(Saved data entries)
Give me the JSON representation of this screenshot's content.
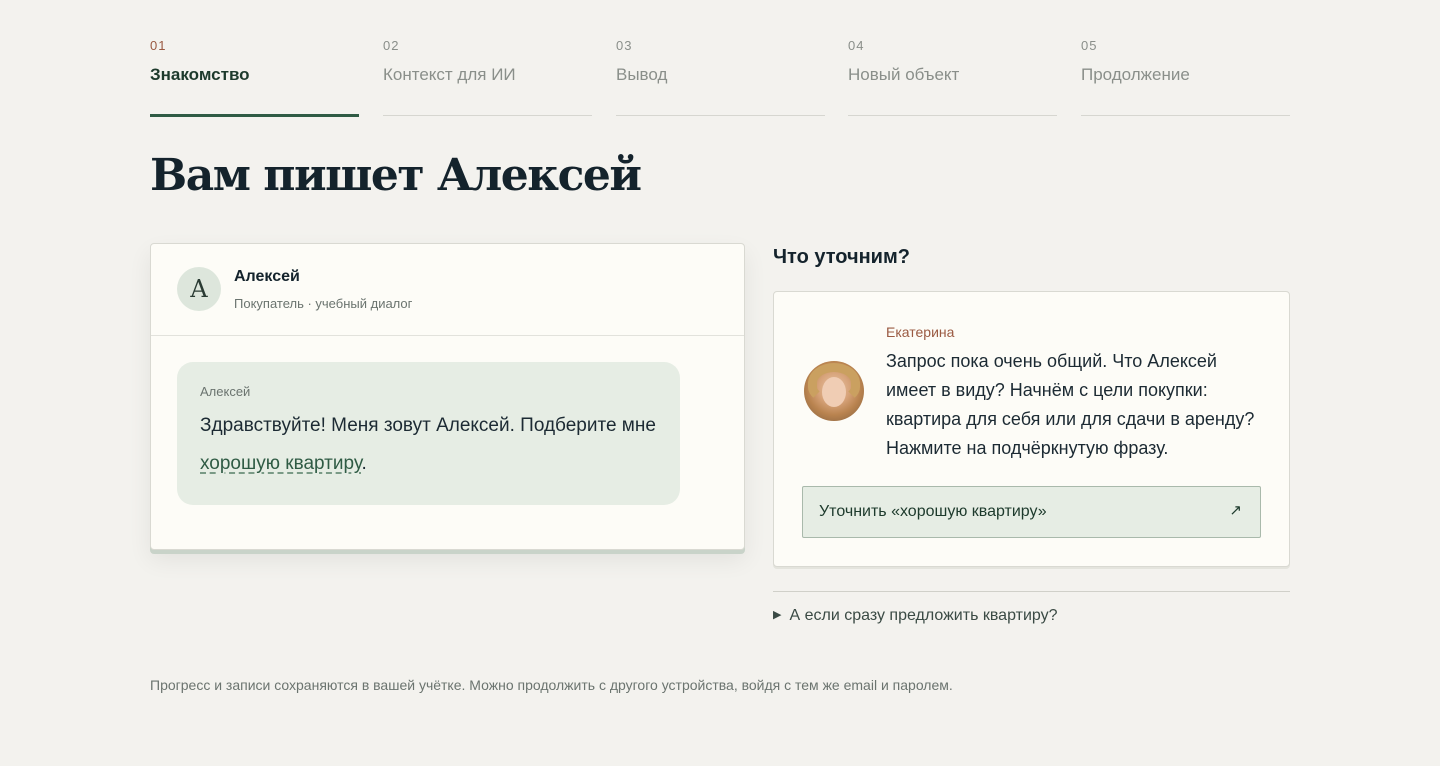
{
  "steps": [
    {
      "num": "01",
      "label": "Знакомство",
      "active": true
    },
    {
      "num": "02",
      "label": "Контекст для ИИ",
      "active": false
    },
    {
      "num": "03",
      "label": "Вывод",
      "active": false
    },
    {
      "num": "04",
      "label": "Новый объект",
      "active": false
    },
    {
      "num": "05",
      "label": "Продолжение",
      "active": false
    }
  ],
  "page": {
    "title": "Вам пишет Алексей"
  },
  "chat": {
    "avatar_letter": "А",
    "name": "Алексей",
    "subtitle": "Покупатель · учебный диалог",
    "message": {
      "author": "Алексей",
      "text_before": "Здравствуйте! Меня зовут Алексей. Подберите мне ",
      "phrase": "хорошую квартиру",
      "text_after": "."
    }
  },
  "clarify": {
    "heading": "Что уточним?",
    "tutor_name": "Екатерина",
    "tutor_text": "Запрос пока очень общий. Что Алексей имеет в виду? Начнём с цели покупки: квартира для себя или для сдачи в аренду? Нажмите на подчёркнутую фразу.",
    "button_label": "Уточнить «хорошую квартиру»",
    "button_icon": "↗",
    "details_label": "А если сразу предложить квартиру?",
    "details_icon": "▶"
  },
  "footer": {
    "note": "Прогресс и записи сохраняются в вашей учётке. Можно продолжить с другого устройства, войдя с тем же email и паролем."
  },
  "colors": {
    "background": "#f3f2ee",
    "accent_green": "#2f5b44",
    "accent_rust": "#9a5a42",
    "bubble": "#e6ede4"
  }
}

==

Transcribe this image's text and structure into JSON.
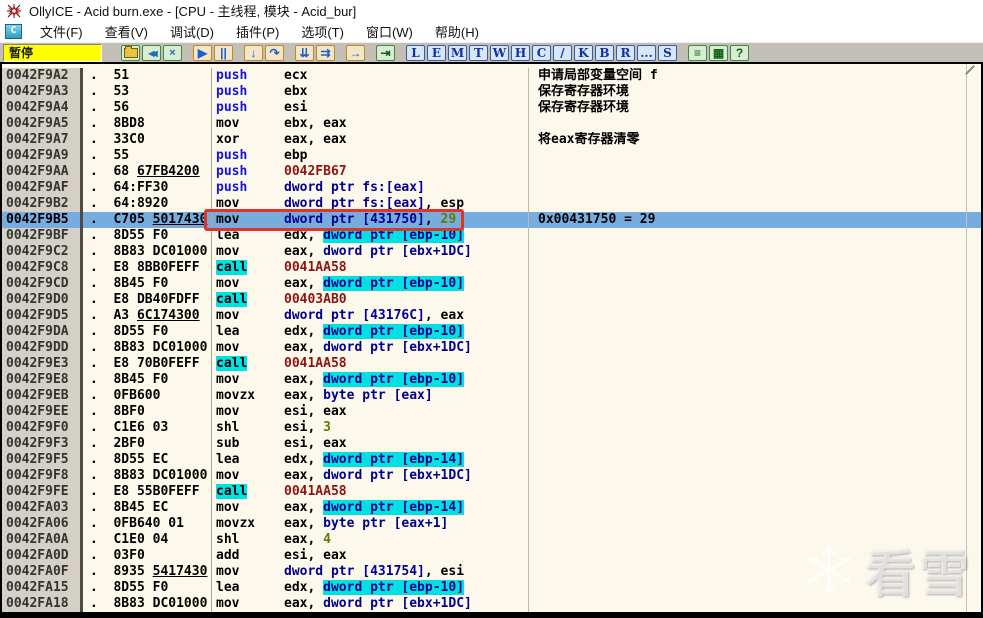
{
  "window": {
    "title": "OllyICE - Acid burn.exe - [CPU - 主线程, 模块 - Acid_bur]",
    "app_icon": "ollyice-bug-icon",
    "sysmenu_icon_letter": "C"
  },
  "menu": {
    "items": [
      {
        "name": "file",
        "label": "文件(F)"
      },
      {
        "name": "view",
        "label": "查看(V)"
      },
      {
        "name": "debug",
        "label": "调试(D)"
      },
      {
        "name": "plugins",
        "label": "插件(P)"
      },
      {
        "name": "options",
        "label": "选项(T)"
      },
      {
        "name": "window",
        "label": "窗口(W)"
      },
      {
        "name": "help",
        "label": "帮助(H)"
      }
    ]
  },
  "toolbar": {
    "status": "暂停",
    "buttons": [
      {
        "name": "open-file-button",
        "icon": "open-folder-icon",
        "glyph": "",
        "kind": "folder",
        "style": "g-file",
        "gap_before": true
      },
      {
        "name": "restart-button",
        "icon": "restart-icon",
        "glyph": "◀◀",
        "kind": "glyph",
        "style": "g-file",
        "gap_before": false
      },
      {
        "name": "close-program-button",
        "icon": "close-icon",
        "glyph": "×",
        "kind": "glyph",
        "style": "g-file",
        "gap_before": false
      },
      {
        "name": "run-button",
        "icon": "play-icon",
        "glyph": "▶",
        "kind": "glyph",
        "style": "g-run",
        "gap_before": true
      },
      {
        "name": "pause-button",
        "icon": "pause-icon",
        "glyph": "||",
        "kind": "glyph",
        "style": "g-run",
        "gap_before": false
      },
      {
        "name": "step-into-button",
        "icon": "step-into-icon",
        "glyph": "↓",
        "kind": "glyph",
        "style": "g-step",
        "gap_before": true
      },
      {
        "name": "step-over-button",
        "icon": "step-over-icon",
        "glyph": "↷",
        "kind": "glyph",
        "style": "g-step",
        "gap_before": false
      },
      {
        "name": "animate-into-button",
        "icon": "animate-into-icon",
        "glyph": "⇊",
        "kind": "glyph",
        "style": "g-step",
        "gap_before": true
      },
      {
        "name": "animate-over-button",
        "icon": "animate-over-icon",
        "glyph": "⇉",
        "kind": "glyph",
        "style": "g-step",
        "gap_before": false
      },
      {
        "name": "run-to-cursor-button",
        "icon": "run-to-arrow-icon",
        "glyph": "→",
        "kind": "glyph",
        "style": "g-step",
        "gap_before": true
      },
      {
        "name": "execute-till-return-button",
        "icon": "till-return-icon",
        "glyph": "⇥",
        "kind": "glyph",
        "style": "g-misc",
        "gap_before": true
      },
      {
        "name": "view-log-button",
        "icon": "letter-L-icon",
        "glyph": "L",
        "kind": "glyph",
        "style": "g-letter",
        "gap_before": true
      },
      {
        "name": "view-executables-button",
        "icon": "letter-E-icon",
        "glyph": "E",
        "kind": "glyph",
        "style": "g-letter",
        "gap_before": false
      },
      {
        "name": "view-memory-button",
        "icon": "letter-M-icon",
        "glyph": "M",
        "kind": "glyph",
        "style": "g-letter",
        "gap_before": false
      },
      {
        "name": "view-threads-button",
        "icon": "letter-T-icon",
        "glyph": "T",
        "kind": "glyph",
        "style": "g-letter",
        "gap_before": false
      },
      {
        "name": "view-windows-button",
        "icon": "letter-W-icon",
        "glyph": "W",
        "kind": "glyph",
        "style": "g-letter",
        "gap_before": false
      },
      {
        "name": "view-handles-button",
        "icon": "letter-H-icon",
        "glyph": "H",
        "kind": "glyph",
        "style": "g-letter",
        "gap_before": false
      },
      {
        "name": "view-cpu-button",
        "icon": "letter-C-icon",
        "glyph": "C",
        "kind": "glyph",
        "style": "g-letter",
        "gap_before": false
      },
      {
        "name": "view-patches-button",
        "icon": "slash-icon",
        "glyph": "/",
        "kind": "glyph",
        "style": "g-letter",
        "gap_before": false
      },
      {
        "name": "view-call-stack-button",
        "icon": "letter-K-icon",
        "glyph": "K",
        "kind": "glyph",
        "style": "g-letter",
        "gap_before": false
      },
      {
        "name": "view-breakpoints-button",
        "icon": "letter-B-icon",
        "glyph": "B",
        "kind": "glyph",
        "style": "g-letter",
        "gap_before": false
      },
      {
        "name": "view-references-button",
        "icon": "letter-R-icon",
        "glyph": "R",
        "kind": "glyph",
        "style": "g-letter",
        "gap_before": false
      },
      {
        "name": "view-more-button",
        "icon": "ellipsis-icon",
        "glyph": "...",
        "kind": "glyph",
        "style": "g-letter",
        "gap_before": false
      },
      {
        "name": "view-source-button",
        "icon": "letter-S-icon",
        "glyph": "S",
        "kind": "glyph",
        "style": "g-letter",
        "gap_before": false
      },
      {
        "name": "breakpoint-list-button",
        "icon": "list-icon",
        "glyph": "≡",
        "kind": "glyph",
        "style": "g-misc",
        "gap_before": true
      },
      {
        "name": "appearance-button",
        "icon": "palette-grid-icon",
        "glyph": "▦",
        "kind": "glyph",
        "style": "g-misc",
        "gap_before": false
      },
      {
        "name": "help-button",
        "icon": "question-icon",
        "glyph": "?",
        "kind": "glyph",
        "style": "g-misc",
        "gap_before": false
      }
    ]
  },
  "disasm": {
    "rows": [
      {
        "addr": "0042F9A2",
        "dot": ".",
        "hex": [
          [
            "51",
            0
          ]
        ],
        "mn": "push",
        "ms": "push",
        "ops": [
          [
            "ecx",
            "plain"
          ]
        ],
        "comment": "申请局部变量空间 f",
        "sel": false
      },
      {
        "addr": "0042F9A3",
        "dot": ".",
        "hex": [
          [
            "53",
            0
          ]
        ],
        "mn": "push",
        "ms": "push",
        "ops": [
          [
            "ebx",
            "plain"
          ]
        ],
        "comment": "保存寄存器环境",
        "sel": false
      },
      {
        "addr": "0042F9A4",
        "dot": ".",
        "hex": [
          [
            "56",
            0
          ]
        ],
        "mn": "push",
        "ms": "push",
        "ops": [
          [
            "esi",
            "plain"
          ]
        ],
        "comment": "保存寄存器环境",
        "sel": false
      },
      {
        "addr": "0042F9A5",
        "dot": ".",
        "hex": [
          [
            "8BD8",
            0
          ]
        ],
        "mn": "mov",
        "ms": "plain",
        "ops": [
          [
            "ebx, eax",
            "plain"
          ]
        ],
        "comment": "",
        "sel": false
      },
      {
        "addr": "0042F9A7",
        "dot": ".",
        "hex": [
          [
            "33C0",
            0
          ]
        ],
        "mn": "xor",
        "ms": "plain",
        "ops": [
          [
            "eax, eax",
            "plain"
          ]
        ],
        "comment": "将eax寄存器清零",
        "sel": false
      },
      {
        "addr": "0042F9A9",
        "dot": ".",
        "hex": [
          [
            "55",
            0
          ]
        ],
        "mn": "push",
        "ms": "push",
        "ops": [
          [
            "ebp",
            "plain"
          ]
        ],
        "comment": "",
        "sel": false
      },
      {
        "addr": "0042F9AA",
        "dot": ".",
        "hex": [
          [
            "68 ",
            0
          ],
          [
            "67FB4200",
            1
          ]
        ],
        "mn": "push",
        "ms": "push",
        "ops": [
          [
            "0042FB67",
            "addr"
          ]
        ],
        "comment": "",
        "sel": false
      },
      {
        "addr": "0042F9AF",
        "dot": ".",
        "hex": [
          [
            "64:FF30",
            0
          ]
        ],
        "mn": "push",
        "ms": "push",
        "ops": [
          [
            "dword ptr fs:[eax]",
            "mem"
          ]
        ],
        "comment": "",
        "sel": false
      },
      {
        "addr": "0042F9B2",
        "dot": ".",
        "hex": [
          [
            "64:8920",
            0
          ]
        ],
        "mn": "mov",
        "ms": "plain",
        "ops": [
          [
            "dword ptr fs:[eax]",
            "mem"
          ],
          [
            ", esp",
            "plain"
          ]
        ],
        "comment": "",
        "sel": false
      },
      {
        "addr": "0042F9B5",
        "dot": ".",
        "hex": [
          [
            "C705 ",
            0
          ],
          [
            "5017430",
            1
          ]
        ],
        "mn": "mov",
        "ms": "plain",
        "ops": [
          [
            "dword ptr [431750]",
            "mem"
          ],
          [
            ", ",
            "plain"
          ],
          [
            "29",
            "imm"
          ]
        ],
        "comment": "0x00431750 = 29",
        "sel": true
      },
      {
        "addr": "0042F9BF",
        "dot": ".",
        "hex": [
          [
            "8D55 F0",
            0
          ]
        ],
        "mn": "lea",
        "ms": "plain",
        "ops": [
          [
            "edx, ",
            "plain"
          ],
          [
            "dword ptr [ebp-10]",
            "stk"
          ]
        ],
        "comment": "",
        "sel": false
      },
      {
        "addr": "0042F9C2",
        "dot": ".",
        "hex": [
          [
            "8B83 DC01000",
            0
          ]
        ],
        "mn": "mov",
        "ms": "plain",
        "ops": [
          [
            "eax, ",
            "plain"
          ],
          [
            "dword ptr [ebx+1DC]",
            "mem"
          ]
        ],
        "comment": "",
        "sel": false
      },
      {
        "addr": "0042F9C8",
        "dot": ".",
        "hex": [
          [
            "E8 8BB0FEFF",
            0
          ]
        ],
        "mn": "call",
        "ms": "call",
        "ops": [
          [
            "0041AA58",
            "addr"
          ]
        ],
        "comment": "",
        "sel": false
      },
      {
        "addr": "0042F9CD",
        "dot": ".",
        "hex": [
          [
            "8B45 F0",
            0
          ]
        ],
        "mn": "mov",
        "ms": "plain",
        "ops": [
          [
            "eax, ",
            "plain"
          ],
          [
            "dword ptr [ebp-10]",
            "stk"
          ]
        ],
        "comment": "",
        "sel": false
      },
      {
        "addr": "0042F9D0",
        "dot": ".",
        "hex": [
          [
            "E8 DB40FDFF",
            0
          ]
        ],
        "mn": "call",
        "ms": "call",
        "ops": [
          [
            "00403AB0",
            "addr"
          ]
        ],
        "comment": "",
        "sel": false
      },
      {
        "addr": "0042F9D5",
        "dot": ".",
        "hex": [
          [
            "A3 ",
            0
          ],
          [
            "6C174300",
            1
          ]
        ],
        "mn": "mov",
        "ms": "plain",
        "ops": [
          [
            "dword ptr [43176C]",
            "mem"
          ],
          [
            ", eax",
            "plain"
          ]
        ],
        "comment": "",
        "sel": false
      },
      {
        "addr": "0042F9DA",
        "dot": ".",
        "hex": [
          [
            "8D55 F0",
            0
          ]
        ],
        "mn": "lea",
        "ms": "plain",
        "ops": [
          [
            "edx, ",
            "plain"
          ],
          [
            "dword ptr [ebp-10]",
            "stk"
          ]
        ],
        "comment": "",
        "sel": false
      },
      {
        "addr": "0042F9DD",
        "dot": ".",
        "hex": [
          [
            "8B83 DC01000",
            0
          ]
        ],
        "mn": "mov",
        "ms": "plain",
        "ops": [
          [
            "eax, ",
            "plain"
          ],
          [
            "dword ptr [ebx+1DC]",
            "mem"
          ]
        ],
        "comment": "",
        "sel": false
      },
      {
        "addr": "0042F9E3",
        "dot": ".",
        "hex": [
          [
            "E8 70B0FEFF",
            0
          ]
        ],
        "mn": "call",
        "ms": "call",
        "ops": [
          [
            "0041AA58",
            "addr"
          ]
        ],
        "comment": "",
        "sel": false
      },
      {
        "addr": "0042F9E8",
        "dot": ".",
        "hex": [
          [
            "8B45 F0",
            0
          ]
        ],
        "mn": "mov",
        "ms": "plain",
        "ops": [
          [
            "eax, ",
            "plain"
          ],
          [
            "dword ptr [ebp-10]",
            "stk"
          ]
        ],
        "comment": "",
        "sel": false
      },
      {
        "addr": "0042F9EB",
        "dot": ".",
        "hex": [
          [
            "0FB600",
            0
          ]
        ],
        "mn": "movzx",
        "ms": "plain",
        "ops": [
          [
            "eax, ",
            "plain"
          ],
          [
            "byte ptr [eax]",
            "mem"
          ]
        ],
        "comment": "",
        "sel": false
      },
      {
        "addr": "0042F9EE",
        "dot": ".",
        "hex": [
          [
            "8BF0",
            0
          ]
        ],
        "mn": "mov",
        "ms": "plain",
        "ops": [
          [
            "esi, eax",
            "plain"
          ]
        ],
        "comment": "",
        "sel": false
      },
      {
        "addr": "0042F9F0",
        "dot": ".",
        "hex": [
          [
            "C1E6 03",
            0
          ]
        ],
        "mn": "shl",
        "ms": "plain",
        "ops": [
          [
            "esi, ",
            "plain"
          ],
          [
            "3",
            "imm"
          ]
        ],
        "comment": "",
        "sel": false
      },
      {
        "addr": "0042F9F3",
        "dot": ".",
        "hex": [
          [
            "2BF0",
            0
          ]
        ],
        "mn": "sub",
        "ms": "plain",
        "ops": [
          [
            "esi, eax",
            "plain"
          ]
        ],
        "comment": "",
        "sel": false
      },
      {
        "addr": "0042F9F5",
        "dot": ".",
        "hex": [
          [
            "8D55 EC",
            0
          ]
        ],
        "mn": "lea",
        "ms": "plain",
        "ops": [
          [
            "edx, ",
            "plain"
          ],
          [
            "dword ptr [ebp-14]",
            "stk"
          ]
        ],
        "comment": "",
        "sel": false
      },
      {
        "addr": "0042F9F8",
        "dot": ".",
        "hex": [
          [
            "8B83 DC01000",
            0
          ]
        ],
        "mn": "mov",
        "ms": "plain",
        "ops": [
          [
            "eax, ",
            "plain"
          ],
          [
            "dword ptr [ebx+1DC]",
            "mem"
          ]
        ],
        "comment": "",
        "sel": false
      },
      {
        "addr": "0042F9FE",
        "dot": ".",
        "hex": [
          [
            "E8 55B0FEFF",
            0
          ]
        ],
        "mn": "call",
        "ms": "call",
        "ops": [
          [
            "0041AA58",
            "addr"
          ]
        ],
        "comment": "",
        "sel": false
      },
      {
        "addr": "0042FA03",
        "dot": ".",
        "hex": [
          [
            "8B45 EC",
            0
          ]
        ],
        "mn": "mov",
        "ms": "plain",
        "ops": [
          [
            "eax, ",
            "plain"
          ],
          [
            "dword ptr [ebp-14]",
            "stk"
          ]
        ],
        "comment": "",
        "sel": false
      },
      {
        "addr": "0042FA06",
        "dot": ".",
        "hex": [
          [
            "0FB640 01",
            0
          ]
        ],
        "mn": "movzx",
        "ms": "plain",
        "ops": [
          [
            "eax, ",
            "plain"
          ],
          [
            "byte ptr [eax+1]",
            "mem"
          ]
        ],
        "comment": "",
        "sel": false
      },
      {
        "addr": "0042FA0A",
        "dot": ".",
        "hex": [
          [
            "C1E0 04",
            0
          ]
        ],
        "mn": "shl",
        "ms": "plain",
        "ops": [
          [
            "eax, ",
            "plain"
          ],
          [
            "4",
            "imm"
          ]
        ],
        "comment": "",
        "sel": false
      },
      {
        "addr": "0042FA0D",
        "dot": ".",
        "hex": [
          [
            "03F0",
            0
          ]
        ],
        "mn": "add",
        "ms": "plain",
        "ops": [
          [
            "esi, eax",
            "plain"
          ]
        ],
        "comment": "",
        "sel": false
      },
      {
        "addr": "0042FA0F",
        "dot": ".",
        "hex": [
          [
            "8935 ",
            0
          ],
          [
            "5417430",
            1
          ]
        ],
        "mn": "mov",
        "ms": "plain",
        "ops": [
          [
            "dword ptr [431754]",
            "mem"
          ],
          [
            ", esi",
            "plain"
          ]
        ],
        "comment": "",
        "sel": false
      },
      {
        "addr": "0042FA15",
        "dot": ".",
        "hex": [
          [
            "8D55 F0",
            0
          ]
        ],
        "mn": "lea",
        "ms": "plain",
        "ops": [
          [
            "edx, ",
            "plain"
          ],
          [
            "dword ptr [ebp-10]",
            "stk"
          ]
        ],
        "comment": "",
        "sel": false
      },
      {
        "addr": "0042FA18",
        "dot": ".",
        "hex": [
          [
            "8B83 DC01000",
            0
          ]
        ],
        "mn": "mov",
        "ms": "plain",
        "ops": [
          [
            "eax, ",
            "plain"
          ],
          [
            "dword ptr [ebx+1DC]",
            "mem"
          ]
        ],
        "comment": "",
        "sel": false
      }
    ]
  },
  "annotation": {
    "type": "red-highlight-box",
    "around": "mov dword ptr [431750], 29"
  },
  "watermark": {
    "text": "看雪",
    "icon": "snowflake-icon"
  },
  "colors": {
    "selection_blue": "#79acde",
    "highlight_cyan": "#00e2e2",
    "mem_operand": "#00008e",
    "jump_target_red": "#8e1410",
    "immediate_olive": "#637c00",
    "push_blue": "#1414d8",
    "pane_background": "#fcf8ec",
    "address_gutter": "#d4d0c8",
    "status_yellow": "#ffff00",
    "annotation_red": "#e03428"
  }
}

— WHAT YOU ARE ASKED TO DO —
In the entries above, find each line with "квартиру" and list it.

— EXERCISE SOLUTION —
      "phrase": "хорошую квартиру",
    "button_label": "Уточнить «хорошую квартиру»",
    "details_label": "А если сразу предложить квартиру?",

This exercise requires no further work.